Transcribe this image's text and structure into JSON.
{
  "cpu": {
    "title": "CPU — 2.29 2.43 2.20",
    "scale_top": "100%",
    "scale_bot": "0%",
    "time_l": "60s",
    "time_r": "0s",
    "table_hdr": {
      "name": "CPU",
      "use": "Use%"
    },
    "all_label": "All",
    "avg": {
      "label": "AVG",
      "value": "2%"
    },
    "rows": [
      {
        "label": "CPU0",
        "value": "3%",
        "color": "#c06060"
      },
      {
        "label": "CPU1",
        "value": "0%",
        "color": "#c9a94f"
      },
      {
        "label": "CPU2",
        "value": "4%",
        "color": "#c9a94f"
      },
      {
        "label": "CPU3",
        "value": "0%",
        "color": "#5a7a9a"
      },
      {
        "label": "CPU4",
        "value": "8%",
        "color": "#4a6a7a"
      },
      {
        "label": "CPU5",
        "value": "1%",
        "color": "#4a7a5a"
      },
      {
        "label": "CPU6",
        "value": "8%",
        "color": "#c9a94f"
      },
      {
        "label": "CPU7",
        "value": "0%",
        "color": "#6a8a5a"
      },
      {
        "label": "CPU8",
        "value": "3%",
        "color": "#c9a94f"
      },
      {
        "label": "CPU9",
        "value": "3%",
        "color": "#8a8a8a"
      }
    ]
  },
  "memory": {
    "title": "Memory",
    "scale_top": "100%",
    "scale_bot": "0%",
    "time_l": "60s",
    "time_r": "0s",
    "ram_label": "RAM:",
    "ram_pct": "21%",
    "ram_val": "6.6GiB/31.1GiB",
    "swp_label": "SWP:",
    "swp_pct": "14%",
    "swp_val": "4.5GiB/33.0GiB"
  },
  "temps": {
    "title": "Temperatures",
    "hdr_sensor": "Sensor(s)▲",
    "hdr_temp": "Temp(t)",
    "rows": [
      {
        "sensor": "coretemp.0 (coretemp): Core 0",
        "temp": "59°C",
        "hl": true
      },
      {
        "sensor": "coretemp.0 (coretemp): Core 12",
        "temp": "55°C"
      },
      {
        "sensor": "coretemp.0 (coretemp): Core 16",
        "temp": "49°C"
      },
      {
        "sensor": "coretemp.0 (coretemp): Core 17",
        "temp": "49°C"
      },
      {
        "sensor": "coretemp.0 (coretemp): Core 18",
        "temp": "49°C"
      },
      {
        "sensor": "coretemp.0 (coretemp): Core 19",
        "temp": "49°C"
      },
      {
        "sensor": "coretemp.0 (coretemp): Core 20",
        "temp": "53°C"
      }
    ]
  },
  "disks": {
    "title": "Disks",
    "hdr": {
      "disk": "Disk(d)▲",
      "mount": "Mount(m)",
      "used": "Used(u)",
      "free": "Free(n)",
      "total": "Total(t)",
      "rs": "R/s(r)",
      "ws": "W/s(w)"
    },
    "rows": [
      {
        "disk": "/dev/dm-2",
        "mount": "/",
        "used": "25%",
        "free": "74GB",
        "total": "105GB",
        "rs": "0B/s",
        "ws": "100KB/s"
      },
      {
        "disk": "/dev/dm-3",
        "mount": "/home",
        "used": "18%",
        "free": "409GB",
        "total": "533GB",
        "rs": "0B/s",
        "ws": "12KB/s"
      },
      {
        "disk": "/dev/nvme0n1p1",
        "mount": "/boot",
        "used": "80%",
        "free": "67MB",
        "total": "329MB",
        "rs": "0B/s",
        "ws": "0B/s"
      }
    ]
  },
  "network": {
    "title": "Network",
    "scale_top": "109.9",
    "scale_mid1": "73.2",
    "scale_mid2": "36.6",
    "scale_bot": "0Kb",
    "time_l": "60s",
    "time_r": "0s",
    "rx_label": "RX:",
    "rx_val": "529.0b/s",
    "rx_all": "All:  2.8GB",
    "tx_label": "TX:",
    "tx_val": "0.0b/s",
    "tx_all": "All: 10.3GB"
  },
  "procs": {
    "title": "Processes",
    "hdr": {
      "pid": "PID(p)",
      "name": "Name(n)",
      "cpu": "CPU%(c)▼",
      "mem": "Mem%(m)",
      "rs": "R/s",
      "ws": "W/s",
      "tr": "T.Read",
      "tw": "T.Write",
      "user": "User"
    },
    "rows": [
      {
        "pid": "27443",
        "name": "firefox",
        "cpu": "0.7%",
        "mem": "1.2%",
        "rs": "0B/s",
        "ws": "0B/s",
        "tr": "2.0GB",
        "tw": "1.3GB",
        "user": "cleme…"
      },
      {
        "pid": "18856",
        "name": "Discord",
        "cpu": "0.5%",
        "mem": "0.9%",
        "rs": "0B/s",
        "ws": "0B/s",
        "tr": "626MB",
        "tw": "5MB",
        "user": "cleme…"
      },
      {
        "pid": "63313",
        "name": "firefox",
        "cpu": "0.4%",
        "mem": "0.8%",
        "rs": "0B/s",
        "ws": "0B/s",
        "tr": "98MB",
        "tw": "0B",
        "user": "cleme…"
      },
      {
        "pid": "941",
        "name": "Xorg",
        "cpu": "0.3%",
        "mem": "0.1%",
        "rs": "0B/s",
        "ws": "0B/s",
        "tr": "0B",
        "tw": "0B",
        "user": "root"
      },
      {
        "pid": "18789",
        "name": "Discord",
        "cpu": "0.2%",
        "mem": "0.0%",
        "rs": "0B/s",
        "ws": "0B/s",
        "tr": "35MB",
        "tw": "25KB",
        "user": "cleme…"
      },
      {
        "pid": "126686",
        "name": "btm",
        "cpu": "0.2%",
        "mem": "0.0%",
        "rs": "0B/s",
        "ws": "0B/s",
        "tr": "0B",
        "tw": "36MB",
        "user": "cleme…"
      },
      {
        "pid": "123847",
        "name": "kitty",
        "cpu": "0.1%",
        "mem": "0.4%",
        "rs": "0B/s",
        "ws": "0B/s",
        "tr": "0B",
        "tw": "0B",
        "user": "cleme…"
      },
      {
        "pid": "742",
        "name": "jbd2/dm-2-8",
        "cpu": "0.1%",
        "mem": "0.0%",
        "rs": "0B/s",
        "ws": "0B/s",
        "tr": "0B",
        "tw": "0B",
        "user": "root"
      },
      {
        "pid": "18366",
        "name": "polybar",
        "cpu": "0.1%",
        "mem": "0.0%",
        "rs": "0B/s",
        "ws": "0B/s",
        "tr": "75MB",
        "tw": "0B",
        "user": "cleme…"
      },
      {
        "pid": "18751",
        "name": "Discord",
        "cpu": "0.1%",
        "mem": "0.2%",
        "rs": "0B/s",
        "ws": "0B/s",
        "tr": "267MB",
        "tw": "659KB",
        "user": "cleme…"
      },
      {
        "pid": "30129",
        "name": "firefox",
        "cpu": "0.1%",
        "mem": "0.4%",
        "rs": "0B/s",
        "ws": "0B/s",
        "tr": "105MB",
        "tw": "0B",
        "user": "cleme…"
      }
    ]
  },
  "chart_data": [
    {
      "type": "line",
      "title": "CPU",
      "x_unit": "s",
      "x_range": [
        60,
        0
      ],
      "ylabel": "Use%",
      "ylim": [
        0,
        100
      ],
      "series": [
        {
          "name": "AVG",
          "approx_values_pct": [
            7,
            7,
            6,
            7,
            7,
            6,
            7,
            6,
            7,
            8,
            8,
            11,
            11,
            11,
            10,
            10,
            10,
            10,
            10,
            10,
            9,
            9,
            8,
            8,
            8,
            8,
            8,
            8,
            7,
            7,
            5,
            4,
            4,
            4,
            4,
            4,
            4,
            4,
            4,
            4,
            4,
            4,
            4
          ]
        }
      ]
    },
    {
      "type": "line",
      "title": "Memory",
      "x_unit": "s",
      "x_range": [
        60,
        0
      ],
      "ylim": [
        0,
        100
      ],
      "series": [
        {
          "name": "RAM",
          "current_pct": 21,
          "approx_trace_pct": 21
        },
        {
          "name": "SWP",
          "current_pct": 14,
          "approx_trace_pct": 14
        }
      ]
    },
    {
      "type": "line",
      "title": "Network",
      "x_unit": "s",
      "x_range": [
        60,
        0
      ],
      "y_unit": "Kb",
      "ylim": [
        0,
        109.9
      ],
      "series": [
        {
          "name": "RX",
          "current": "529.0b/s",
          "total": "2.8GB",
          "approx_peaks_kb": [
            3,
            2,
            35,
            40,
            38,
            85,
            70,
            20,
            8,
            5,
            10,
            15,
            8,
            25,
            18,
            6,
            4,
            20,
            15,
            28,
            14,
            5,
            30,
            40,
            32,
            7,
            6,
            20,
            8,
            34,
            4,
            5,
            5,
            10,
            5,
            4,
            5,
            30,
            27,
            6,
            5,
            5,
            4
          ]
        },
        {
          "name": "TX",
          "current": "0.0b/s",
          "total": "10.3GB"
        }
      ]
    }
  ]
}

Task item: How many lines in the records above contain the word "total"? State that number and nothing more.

Response: 6